It's no secret that I'm a Percy Jackson groupie, so I was beyond excited for the Mark of Athena. This may be my favorite of any Percy Jackson book. IIt's no secret that I'm a Percy Jackson groupie, so I was beyond excited for the Mark of Athena. This may be my favorite of any Percy Jackson book. I like that they are older, not only because they are having more adventures but also because the relationships grow and develop more (plus pre- and early-teen romances kind of creep me out, so it's nice that they are now about 16/17).
Riordan is one of the few authors who can actually pull off telling several different stories at once. He does a great job in giving each character enough time for the reader, without muddling up the plot. I like that his characters aren't perfect; they doubt themselves, recognize their flaws, and are relatable in the sense that they aren't perfect. They may all be demigods, but they are also just people trying to figure it all out.

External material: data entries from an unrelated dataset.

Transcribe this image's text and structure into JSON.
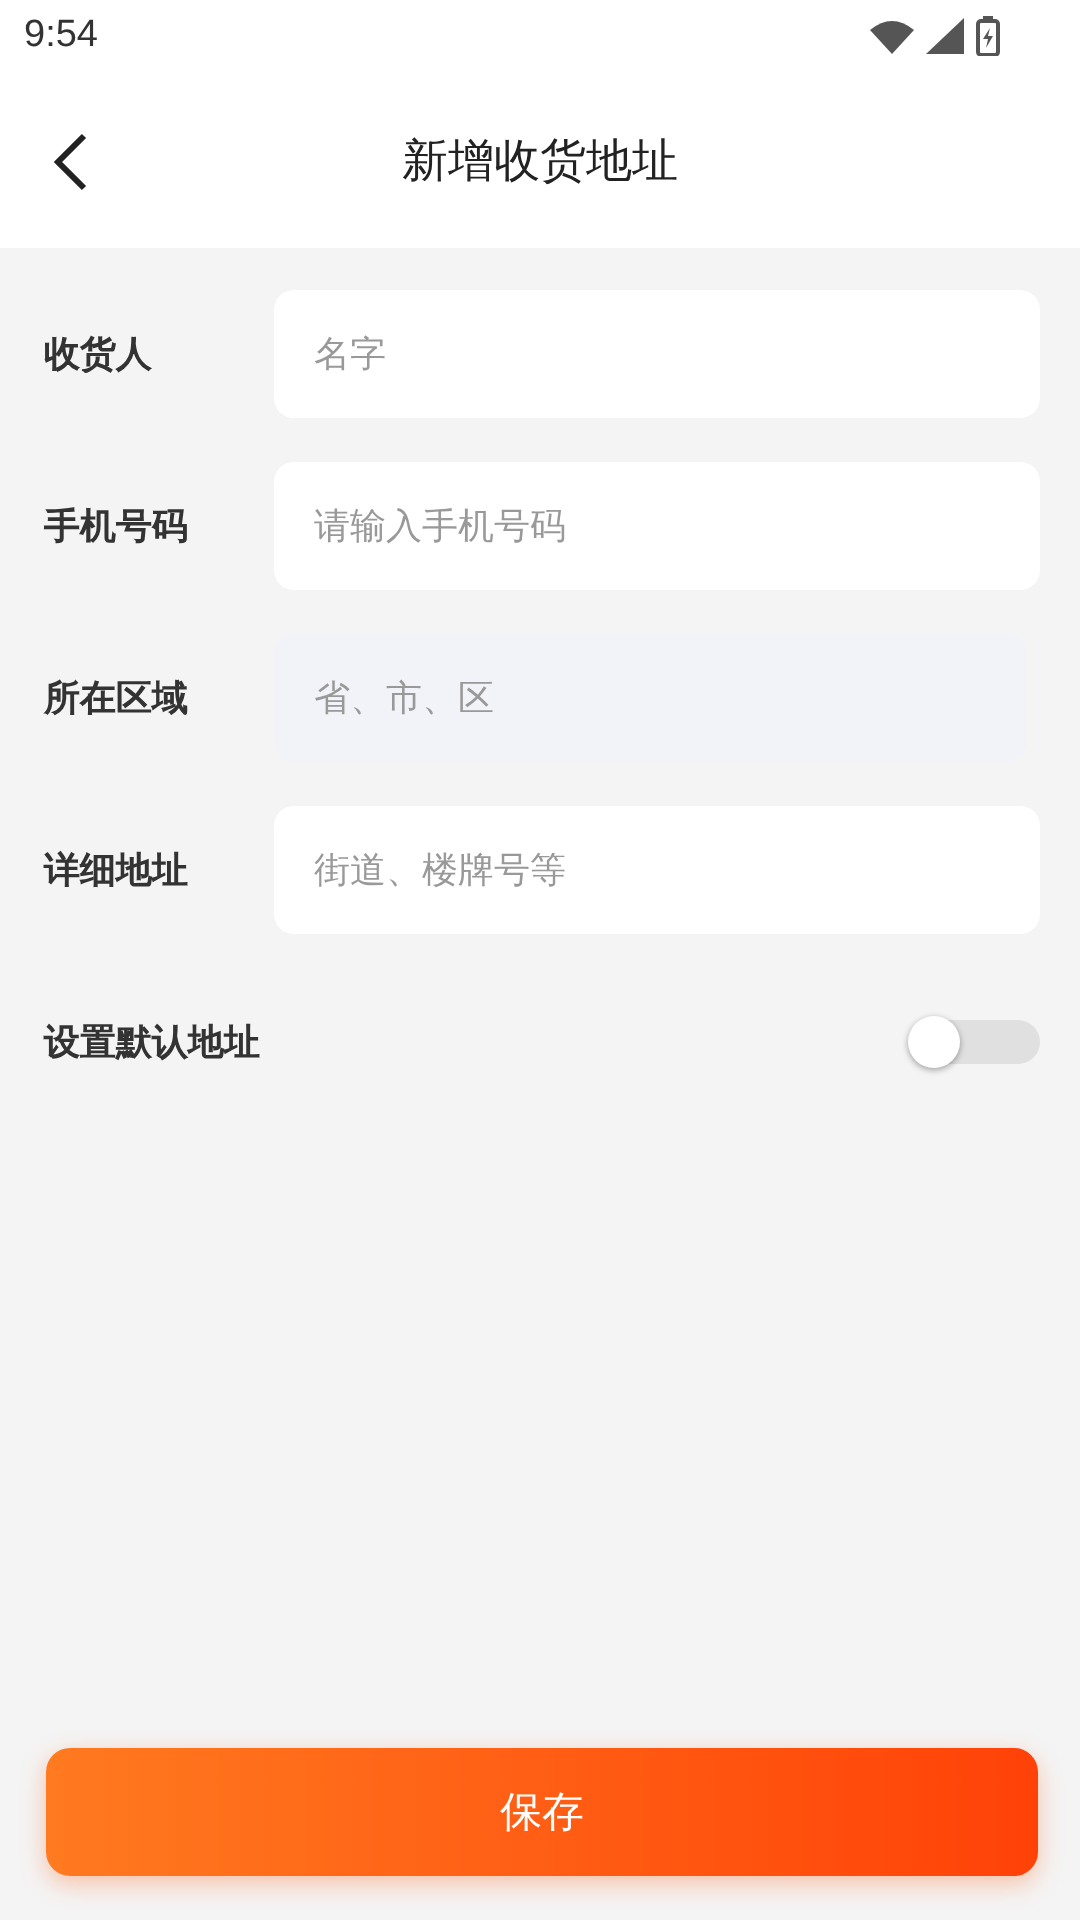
{
  "status_bar": {
    "time": "9:54"
  },
  "header": {
    "title": "新增收货地址"
  },
  "fields": [
    {
      "label": "收货人",
      "kind": "input",
      "placeholder": "名字"
    },
    {
      "label": "手机号码",
      "kind": "input",
      "placeholder": "请输入手机号码"
    },
    {
      "label": "所在区域",
      "kind": "picker",
      "placeholder": "省、市、区"
    },
    {
      "label": "详细地址",
      "kind": "input",
      "placeholder": "街道、楼牌号等"
    }
  ],
  "default_toggle": {
    "label": "设置默认地址",
    "on": false
  },
  "save_button": {
    "label": "保存"
  }
}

I hope to see more of Percy and Annabeth in the next book(s). I admit, I don't care that much about Jason and Piper since I'm all about the Greeks, but I suppose I'll tolerate them :). I'm glad Nico is back, and Leo always gave me a good chuckle (and I rarely laugh when reading). I also hope that Riordan recaps a bit more. I can't remember everything that happened in previous books but there are times when he alludes to important moments and I draw a complete blank. ...more

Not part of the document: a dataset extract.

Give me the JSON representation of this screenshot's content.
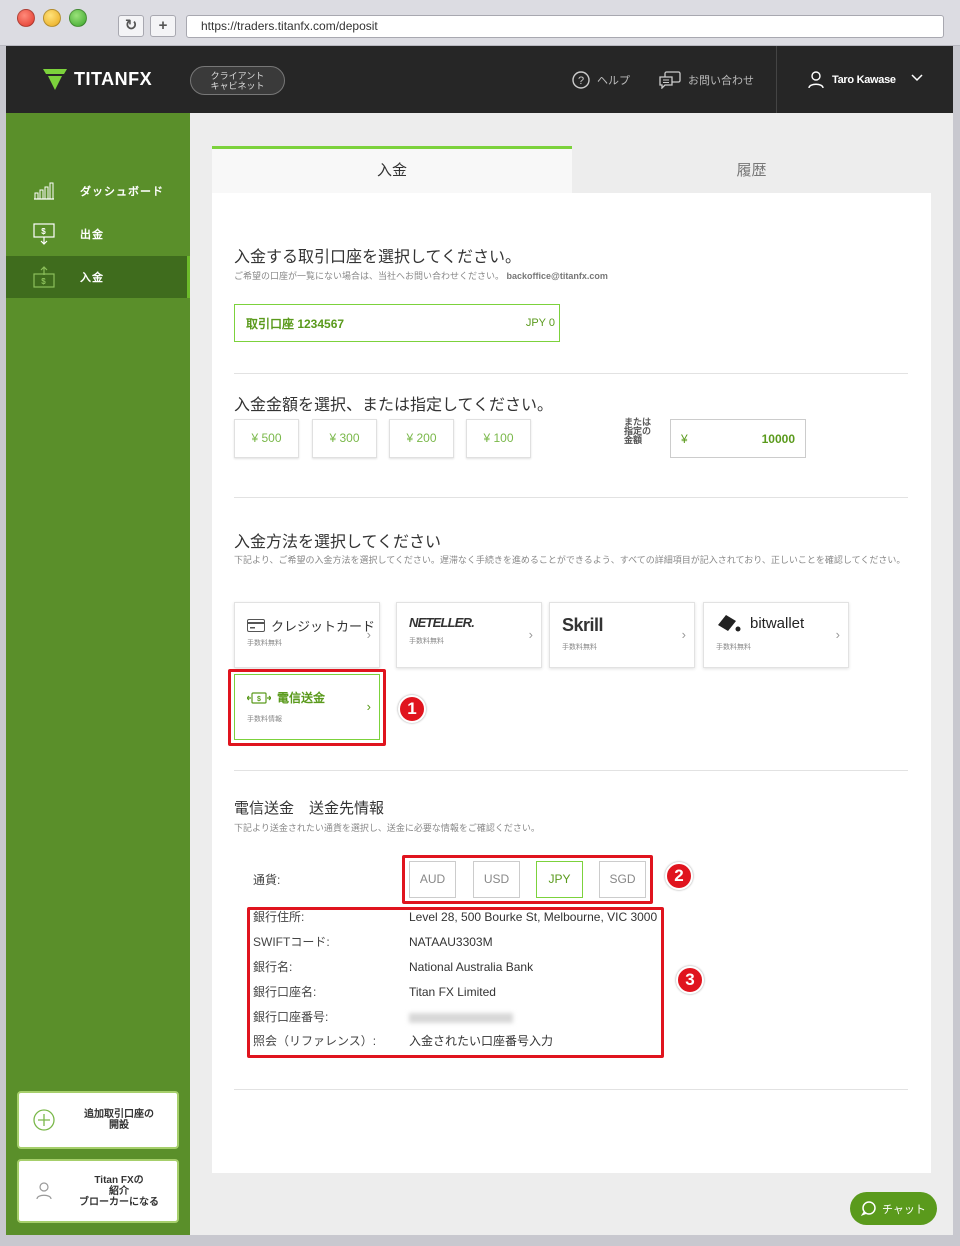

**spoiler alert** First of all, Sebastian Cole has the coolest freakin author name ever. I am jealous, and seriously considering stealing his name for**spoiler alert** First of all, Sebastian Cole has the coolest freakin author name ever. I am jealous, and seriously considering stealing his name for a book character. Sebastian Cole. How can a name like that not produce an awesome book?
But I digress. Sand Dollar is not my usual read, and being the cynic I am, there were parts I had trouble getting through. Noah's language, for one. Do men really talk like that? Do they really show such public displays of emotion? I don't know.

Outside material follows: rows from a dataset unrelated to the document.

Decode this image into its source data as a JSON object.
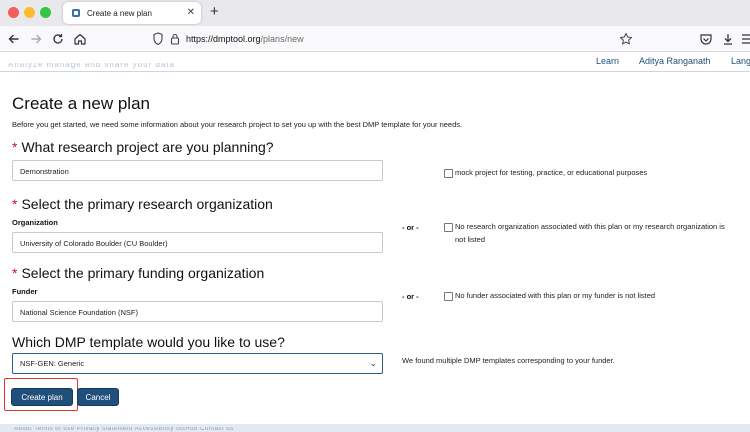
{
  "browser": {
    "tab_title": "Create a new plan",
    "url_domain": "https://dmptool.org",
    "url_path": "/plans/new"
  },
  "site_nav": {
    "faded_text": "Analyze manage and share your data",
    "links": [
      "Learn",
      "Aditya Ranganath",
      "Lang"
    ]
  },
  "page": {
    "title": "Create a new plan",
    "intro": "Before you get started, we need some information about your research project to set you up with the best DMP template for your needs."
  },
  "project": {
    "question": "What research project are you planning?",
    "value": "Demonstration",
    "mock_label": "mock project for testing, practice, or educational purposes"
  },
  "research_org": {
    "question": "Select the primary research organization",
    "sublabel": "Organization",
    "value": "University of Colorado Boulder (CU Boulder)",
    "or_label": "- or -",
    "none_label": "No research organization associated with this plan or my research organization is not listed"
  },
  "funding_org": {
    "question": "Select the primary funding organization",
    "sublabel": "Funder",
    "value": "National Science Foundation (NSF)",
    "or_label": "- or -",
    "none_label": "No funder associated with this plan or my funder is not listed"
  },
  "template": {
    "question": "Which DMP template would you like to use?",
    "selected": "NSF-GEN: Generic",
    "note": "We found multiple DMP templates corresponding to your funder."
  },
  "actions": {
    "create": "Create plan",
    "cancel": "Cancel"
  },
  "footer": {
    "faded_text": "About  Terms of use  Privacy statement  Accessibility  GitHub  Contact us"
  },
  "colors": {
    "primary": "#1f4f7a",
    "required": "#c8102e",
    "highlight": "#e0312c"
  }
}
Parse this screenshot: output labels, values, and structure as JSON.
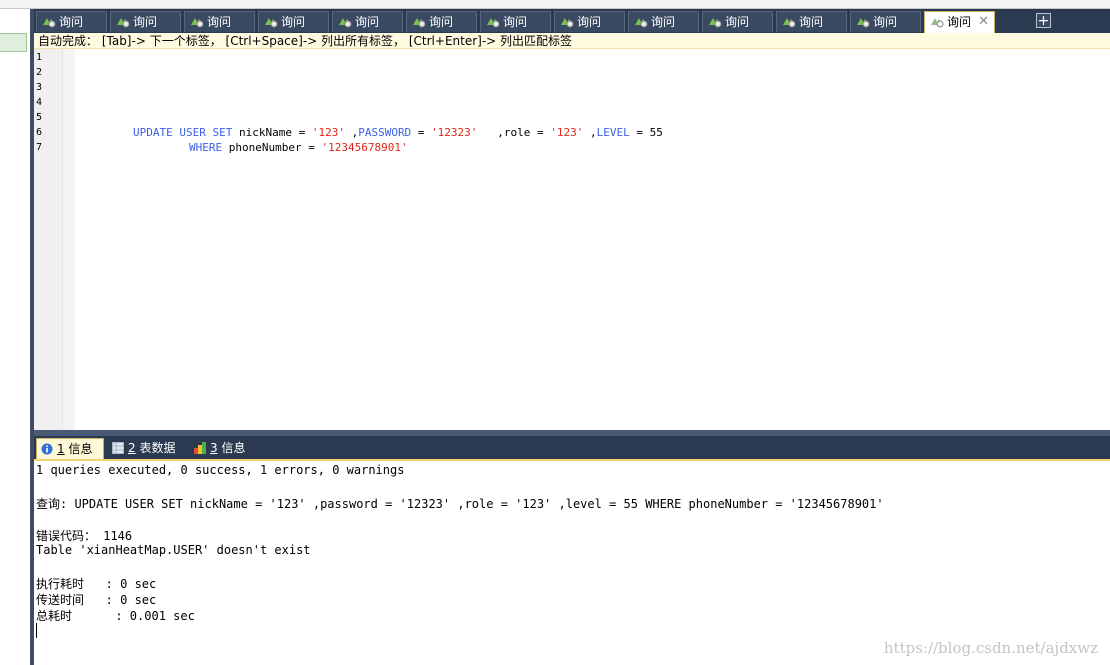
{
  "tabs": [
    {
      "label": "询问",
      "icon": "query-icon",
      "active": false
    },
    {
      "label": "询问",
      "icon": "query-icon",
      "active": false
    },
    {
      "label": "询问",
      "icon": "query-icon",
      "active": false
    },
    {
      "label": "询问",
      "icon": "query-icon",
      "active": false
    },
    {
      "label": "询问",
      "icon": "query-icon",
      "active": false
    },
    {
      "label": "询问",
      "icon": "query-icon",
      "active": false
    },
    {
      "label": "询问",
      "icon": "query-icon",
      "active": false
    },
    {
      "label": "询问",
      "icon": "query-icon",
      "active": false
    },
    {
      "label": "询问",
      "icon": "query-icon",
      "active": false
    },
    {
      "label": "询问",
      "icon": "query-icon",
      "active": false
    },
    {
      "label": "询问",
      "icon": "query-icon",
      "active": false
    },
    {
      "label": "询问",
      "icon": "query-icon",
      "active": false
    },
    {
      "label": "询问",
      "icon": "query-icon",
      "active": true
    }
  ],
  "tab_close": "✕",
  "add_tab": "+",
  "hint": "自动完成： [Tab]-> 下一个标签， [Ctrl+Space]-> 列出所有标签， [Ctrl+Enter]-> 列出匹配标签",
  "editor": {
    "line_numbers": [
      "1",
      "2",
      "3",
      "4",
      "5",
      "6",
      "7"
    ],
    "line6": {
      "k1": "UPDATE USER SET",
      "t1": " nickName = ",
      "s1": "'123'",
      "t2": " ,",
      "k2": "PASSWORD",
      "t3": " = ",
      "s2": "'12323'",
      "t4": "   ,role = ",
      "s3": "'123'",
      "t5": " ,",
      "k3": "LEVEL",
      "t6": " = 55"
    },
    "line7": {
      "k1": "WHERE",
      "t1": " phoneNumber = ",
      "s1": "'12345678901'"
    }
  },
  "result_tabs": [
    {
      "num": "1",
      "label": " 信息",
      "icon": "info-icon",
      "active": true
    },
    {
      "num": "2",
      "label": " 表数据",
      "icon": "table-icon",
      "active": false
    },
    {
      "num": "3",
      "label": " 信息",
      "icon": "chart-icon",
      "active": false
    }
  ],
  "output": {
    "summary": "1 queries executed, 0 success, 1 errors, 0 warnings",
    "query": "查询: UPDATE USER SET nickName = '123' ,password = '12323' ,role = '123' ,level = 55 WHERE phoneNumber = '12345678901'",
    "error_code": "错误代码： 1146",
    "error_msg": "Table 'xianHeatMap.USER' doesn't exist",
    "exec_time": "执行耗时   : 0 sec",
    "transfer_time": "传送时间   : 0 sec",
    "total_time": "总耗时      : 0.001 sec"
  },
  "watermark": "https://blog.csdn.net/ajdxwz",
  "colors": {
    "keyword": "#3b5ee8",
    "string": "#e0261a",
    "tab_bar": "#2b3a50",
    "active_tab_border": "#c9b063"
  }
}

I also felt like his love for Robin, at times, felt forced because I don't really understand why he loved her. She was a pretty awful person for most of the book, and he wasted a lot of his life essentially being her stalker. Again, I'm a cynic, so this kind of fairy-tale love is a hard concept for me to grasp. But hey, it's a story, so I went with it.
BUT, things changed at the end. In a good way. I was really interested in the revelation about Robin's condition, and while I still think she was pretty crappy most of the time, I started to sympathize a bit more. I was also happy to see their reunion mainly because it pissed off Noah's family so much (seriously, Miriam is a terrible person. I have no love for her at all).
One of the reasons I gave Sand Dollar a 4-star rating is because of the end. When a book makes me feel a range of emotions - even if one of those emotions is completely hating a character and then deciding maybe she's not so bad after all, or that another is creepy and desperate but in the end simply an embodiment of true love - then that's a good thing. I’m still not sure if I fully came around to liking Robin, but that’s not necessarily a bad thing because, like I said, I like the emotions that came from the book. I finished the book pleased with the way it ended and imagining Noah and Robin's new life in heaven.
Speaking of heaven, I knew this book was about God going into it based on the reviews. I was a little hesitant because I'm not exactly a religious folk. I do love stories of epic battles between heaven and Hell, angels versus demons, but lighter love stories with God? Not really my thing. I am happy to say that the religious undertones are very slight, and that Cole tells the story with God in a way that isn't preachy or corny. It's simply a man's first and last conversation with God, and it works well. ...more